__Aim of the exercise__. Could you return each line of the material that has "name" in it?

__Supplied records__.
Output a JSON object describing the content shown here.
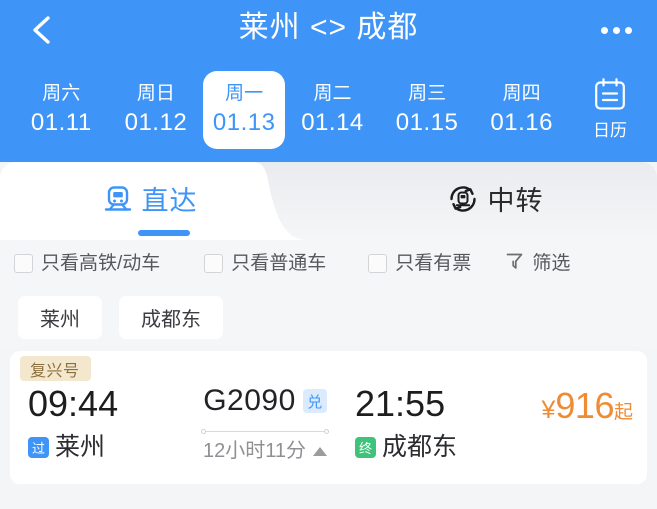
{
  "header": {
    "back_icon": "chevron-left-icon",
    "title": "莱州 <> 成都",
    "more_icon": "more-horizontal-icon"
  },
  "datebar": {
    "dates": [
      {
        "dow": "周六",
        "date": "01.11",
        "active": false
      },
      {
        "dow": "周日",
        "date": "01.12",
        "active": false
      },
      {
        "dow": "周一",
        "date": "01.13",
        "active": true
      },
      {
        "dow": "周二",
        "date": "01.14",
        "active": false
      },
      {
        "dow": "周三",
        "date": "01.15",
        "active": false
      },
      {
        "dow": "周四",
        "date": "01.16",
        "active": false
      }
    ],
    "calendar": {
      "icon": "calendar-icon",
      "label": "日历"
    }
  },
  "tabs": [
    {
      "label": "直达",
      "icon": "train-front-icon",
      "active": true
    },
    {
      "label": "中转",
      "icon": "train-transfer-icon",
      "active": false
    }
  ],
  "filters": {
    "items": [
      {
        "label": "只看高铁/动车",
        "checked": false
      },
      {
        "label": "只看普通车",
        "checked": false
      },
      {
        "label": "只看有票",
        "checked": false
      }
    ],
    "sort": {
      "label": "筛选",
      "icon": "funnel-icon"
    }
  },
  "station_chips": [
    {
      "label": "莱州"
    },
    {
      "label": "成都东"
    }
  ],
  "trains": [
    {
      "tag": "复兴号",
      "depart_time": "09:44",
      "depart_badge": "过",
      "depart_station": "莱州",
      "train_no": "G2090",
      "train_no_badge": "兑",
      "duration": "12小时11分",
      "arrive_time": "21:55",
      "arrive_badge": "终",
      "arrive_station": "成都东",
      "price_currency": "¥",
      "price_amount": "916",
      "price_suffix": "起"
    }
  ],
  "colors": {
    "brand_blue": "#3e95f7",
    "price_orange": "#ef8c33",
    "end_green": "#3fc27a",
    "tag_beige": "#f3e8cd"
  }
}
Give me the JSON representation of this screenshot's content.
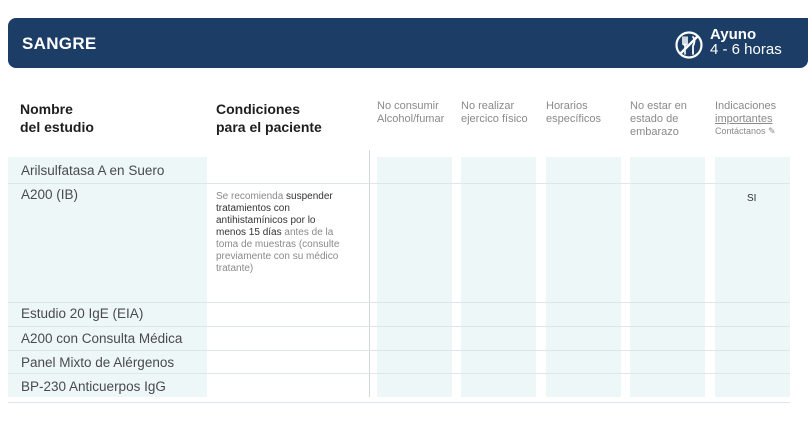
{
  "banner": {
    "title": "SANGRE",
    "fasting_title": "Ayuno",
    "fasting_hours": "4 - 6 horas",
    "fasting_icon": "no-food-icon",
    "color": "#1b3d66"
  },
  "headers": {
    "study_line1": "Nombre",
    "study_line2": "del estudio",
    "conditions_line1": "Condiciones",
    "conditions_line2": "para el paciente",
    "col1_line1": "No consumir",
    "col1_line2": "Alcohol/fumar",
    "col2_line1": "No realizar",
    "col2_line2": "ejercico físico",
    "col3_line1": "Horarios",
    "col3_line2": "específicos",
    "col4_line1": "No estar en",
    "col4_line2": "estado de",
    "col4_line3": "embarazo",
    "col5_line1": "Indicaciones",
    "col5_line2": "importantes",
    "col5_note": "Contáctanos ✎"
  },
  "rows": [
    {
      "name": "Arilsulfatasa A en Suero"
    },
    {
      "name": "A200 (IB)",
      "condition": {
        "part1": "Se recomienda ",
        "part2": "suspender tratamientos con antihistamínicos por lo menos 15 días",
        "part3": " antes de la toma de muestras (consulte previamente con su médico tratante)"
      },
      "indicaciones": "SI"
    },
    {
      "name": "Estudio 20 IgE (EIA)"
    },
    {
      "name": "A200 con Consulta Médica"
    },
    {
      "name": "Panel Mixto de Alérgenos"
    },
    {
      "name": "BP-230  Anticuerpos IgG"
    }
  ],
  "colors": {
    "column_fill": "#eef7f8",
    "header_text": "#1e1e1e",
    "muted_text": "#8a8a8a"
  }
}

__Task output__.
      "name": "Arilsulfatasa A en Suero"
      "name": "A200 (IB)",
      "name": "Estudio 20 IgE (EIA)"
      "name": "A200 con Consulta Médica"
      "name": "Panel Mixto de Alérgenos"
      "name": "BP-230  Anticuerpos IgG"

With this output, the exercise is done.